When we spoke to director Victoria Angell recently during the Blood in the Snow Canadian Film Festival here on FERNTV, there was a sense of urgency about her that we were able to pick up in our interview and by watching her short film Summoned. Most indie filmmakers would tell you that money is always the challenge that they face when making a film but director Victoria Angell worked on what she had to make Summoned one hell of a creepy horror film. Already having the support and mentorship of Karen Lam who is a big name in Vancouver’s genre world and who Victoria has produced several of her shorts for, Summoned was set to rise up to the top of the heap when it comes to short horror films. After being shot in the summer of 2014 on a low budget and an intense post-production sequence, Summoned has screened at many film festivals as a result.

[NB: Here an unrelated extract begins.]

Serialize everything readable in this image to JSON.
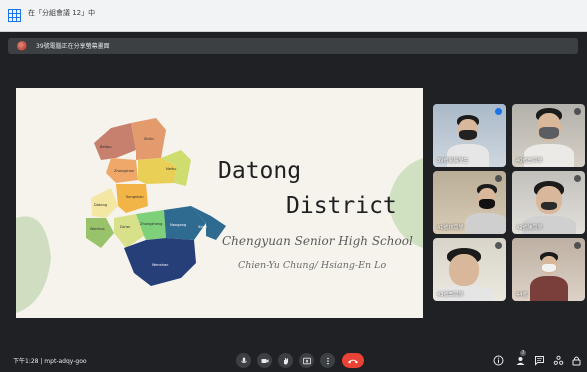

Summoned stars Hope LaVelle who is in an abusive situation and summons a demon to protect her but unfortunately she gets more than what she has bargained for. Hope LaVelle is a stunt woman herself and was perfect for this role because there where scenes where Victoria wanted practical stunts. The audience tends to forget some of those scenes in horror films where people are flying to the ceiling, or are thrown into the wall and dragged all over the floor that there is an art to stunts and that everyone is trying their best to make those scenes believable. It took several times to get the right shot sequence of Hope LaVelle being thrown into the wall even with the help of stunt coordinator Maja Aro. It also took time for Hope to get to that sad emotional state in order to summon a demon in the story. Again it is that sense of urgency that needs to be put into short horror films to make it stand out from the rest. In this case, Victoria Angell has already summoned that sense of urgency and it has worked for this film Summoned and will work again in her future films. Please click on our interview below with director Victoria Angell.